We were greeted by a friendly guide named Sara and began the tour in a long corridor of behind-the-scenes offices – including Guest Safety (the jail – yes, they really have one there) and Security (someone is keeping an eye on things 365 days a year) – and hundreds of miles of electrical wire. We walked through the visiting team’s locker room and toured the private Lexus Club, an exclusive bar and restaurant for roughly 200 high-paying season ticket holders. We peeked at a batting cage through a window of the Lexus Club (The batting cage we were supposed to see was locked). The experience reminded me of being backstage in a theater when a play is still in rehearsals and the sets are not quite finished. Everything was a little unkempt, a little not-quite-ready, a little impacted by the dirt outside.
On the field, we saw the park from the players’ view. The rows of blue seats, the grassy Park-in-the-Park, the oversized scoreboard – the third-largest video display in baseball – and the beautiful old red brick Western Metal Supply Company building. It was all there amid the dirt and the crashed cars. We squeezed past a folding chair to step into the visitor’s dugout. We listened to Sara’s commentary. But there was a huge brown elephant in the room, and it was hard to get beyond that.
The tour seemed to change course for all of us when we entered the Press Box, a clean and bright space with long rows of comfortable-looking chairs and curved desks. The wrap-around view from the desk-to-ceiling open windows offered a different perspective of the park. I think everyone would have been happy to have pulled up a chair and stayed there for awhile.
We left the Press Box and headed to our last stop on the tour: The Western Metal Supply Company building, a 1909 historic landmark that was incorporated into the design of Petco. We took an elevator to the top floor to the Hall of Fame Bar & Grill, where Western Metal Supply’s original service elevator and slide for moving heavy items from one floor to another are displayed. On the terrace outside is a seating area with restaurant service called the Rail, where bar stools can be purchased to watch a game, offering a different vantage point of the park.
Our family has cheered on the Padres at Petco Park many times over the years – including the park’s Opening Day in 2004 – but this was my first behind-the-scenes look at the stadium. It would be easy to return for another tour after the season starts and the field is green again. But for our out-of-town friends, this was the time they had. Our little outing got me thinking about weekend trips and long vacations and how the experience at Petco Park was actually a metaphor for travel.
When you are traveling somewhere, that is the day you have, that is the time you have, that is the moment you have. And it’s a good idea to make the best of it. If you will be visiting Washington, D.C. this spring, the Capitol dome will still have scaffolding around it. If you will be passing through Paris on a Tuesday, the Louvre will be closed.
Knowing your limitations in advance gives you an edge for accepting disappointment.

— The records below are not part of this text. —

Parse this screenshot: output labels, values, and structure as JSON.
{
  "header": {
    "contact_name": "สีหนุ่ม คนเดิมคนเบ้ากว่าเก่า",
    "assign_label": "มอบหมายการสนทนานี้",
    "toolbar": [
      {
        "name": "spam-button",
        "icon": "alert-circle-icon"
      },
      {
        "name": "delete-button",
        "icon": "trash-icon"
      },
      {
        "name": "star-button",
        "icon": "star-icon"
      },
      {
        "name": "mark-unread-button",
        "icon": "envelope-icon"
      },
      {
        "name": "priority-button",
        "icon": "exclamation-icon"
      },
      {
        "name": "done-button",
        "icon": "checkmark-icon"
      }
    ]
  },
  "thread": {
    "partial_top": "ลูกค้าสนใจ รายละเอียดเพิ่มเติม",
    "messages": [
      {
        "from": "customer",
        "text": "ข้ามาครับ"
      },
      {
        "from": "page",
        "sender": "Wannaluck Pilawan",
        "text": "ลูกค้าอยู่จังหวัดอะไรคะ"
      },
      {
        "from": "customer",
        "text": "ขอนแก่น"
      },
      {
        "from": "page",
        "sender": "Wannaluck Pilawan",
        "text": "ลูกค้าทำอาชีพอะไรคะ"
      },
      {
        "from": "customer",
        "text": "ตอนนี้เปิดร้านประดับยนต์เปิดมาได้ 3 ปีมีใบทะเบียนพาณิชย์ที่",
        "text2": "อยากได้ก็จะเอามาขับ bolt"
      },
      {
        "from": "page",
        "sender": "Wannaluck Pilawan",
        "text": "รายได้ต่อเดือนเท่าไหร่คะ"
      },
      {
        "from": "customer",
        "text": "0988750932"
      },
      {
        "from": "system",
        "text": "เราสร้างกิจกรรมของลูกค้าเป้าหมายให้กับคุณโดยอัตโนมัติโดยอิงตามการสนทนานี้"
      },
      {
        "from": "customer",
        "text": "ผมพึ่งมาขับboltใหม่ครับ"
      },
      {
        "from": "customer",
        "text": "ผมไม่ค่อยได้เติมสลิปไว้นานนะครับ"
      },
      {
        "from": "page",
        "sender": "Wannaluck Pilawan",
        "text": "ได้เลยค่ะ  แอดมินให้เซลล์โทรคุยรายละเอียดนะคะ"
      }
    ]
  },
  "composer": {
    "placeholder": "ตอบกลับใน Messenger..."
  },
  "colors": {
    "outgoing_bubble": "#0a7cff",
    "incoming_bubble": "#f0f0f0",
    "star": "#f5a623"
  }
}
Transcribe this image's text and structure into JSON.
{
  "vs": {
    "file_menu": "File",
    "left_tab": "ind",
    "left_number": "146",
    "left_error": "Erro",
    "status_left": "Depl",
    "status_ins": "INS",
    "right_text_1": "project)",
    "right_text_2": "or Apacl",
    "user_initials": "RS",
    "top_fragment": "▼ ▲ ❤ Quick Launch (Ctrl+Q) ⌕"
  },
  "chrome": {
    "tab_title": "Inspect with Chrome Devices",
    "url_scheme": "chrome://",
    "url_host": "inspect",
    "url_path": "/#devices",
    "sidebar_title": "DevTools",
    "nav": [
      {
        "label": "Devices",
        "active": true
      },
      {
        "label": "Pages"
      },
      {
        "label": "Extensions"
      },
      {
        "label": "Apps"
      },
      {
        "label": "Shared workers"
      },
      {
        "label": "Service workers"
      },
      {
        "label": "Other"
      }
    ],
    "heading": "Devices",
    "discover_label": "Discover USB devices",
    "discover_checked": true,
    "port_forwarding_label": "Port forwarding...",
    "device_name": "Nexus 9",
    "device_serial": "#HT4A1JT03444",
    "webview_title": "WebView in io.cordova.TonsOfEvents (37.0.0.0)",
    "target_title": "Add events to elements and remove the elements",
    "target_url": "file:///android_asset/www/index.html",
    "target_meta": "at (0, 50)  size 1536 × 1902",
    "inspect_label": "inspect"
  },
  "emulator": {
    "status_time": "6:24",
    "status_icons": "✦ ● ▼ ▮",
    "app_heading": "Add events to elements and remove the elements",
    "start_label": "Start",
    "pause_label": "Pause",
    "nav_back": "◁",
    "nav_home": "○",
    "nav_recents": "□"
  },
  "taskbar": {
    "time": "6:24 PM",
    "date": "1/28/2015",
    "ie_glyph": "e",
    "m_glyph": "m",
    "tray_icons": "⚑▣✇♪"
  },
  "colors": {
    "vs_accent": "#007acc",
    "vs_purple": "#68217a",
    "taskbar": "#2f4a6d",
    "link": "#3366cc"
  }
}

It allows you to create a back-up plan and sometimes flip-flop your days. It’s the surprises that are tricky. The best bet is never to assume anything. Even showing up at the baseball park, expecting to see grass.